Food is sacred. Food is at the heart of culture, art, politics and war. The right to sufficient, healthy and culturally appropriate food is a basic human right for all. We all have a right to grow our own food and live sustainable lives. Access to healthy foods, is a right that some are fighting for, some are apathetic about, and some are so far from the reality of it that it’s difficult to imagine abundance. Fortunately, there are many who are acting on this issue and you can get involved.
5 ways you can support fair food access:
Plant an extra row. Friends share their abundance with others. It costs pennies to plant an extra row of crops to donate to the community. You can spread your abundance by linking with a food bank to share your harvest with those in other neighborhoods who may have a greater need.
Don’t have a garden?
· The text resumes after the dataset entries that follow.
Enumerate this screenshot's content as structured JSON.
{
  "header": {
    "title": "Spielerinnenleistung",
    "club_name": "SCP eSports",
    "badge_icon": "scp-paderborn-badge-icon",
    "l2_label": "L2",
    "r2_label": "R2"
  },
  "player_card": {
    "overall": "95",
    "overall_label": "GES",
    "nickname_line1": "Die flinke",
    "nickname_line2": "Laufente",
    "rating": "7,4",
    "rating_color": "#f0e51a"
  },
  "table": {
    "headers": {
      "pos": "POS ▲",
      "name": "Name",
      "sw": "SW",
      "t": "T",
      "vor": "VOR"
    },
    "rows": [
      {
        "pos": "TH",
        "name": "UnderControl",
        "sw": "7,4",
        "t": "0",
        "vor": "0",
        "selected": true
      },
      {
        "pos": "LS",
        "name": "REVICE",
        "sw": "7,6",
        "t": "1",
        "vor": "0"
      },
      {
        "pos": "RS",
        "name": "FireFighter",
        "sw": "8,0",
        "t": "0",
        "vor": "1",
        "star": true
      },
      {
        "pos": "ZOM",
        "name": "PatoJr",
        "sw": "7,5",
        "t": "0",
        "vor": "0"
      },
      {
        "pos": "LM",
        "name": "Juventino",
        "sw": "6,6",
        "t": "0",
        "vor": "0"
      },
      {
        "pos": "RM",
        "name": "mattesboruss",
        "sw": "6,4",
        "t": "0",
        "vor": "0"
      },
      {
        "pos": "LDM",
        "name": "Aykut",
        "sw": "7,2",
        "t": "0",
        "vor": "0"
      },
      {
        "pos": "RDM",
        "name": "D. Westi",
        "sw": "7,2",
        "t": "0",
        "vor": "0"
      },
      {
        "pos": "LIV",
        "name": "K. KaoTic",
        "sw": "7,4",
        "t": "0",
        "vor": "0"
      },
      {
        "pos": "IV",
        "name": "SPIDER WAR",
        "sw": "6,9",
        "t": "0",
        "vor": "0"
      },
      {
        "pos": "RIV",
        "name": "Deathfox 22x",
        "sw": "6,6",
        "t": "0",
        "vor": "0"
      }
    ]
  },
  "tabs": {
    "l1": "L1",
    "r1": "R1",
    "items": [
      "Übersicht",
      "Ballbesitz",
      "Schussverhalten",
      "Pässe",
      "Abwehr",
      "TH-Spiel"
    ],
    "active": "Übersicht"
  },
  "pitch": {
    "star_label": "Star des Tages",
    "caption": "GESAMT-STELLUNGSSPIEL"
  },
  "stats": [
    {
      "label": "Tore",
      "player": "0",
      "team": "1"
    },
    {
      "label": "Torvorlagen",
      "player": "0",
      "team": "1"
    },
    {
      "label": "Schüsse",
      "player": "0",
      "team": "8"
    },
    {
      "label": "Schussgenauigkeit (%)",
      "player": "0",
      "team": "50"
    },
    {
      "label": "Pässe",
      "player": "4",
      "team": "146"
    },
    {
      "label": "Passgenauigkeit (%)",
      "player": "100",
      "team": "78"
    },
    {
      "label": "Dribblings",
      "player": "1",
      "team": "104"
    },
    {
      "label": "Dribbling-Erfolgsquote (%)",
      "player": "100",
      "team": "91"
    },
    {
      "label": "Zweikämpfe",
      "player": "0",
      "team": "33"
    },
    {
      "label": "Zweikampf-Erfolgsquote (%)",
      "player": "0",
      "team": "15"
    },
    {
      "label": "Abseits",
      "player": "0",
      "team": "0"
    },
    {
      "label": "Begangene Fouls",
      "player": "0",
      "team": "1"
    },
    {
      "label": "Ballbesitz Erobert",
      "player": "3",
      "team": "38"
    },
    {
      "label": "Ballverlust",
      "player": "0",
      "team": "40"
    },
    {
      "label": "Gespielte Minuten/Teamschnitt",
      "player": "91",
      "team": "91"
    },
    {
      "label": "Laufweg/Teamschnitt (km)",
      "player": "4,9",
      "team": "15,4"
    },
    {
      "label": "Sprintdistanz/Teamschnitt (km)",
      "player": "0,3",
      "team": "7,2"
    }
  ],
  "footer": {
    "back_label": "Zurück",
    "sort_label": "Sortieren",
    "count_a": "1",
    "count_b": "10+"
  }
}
Find out how you can participate in community gardens and other shared gardens. Volunteers often take home a share of the crops. These kinds of community efforts go a long ways toward educating the public, opening access, and creating a voice for gardeners.
Learn and share traditional knowledge. Native Americans and other cultures have a leg up on sustainable fishing and hunting, growing cycles, and permaculture. Listen to your neighbors or reach out through technology to find experts who aren’t paid by a food lobby. Help to give these stewards voice by sharing their knowledge and using practices that are more sustainable. Kombucha brewing, square foot gardening, and hunting for food are all sustainable practices that have gone out of style in many communities. Let’s bring them back!
Volunteer to teach a class at your local library or community center on how to cook low cost healthy meals or recipes for local produce that is easy to grow.
Get involved in local food politics. Together we can place providers and consumers at the center of decision making and local control of food. Becoming an advocate for fair food access and the right to grow our own foods is a powerful way to be a good steward of the earth and the healthy food movement. The right to non-GMO foods, and the right to know what is in our food are central in these movements.
Help your friends and neighbors. If you have a car you can offer to help someone get to a grocery store, or pick up some items for them when you go. Organize a bulk meat buy or ask your local farmer for a wholesale rate if you can get a group together to split the duties of pickup, packaging, and payment.
I’ve made a commitment. Every time I make a recommendation to our friends, neighbors and clients about healthy foods, I will also take a moment to think about those who don’t have it as easy as I might. When I teach a class, I will provide scholarships and information about community gardens and food sharing programs. I will share my fruit tree harvest. I hope you join me. With this groundswell of awareness and compassion, we can act to make a difference.
Check out the USDA atlas to see interactive maps that document food deserts here.
How to Support Fair Food Access Article by Kellie Morrill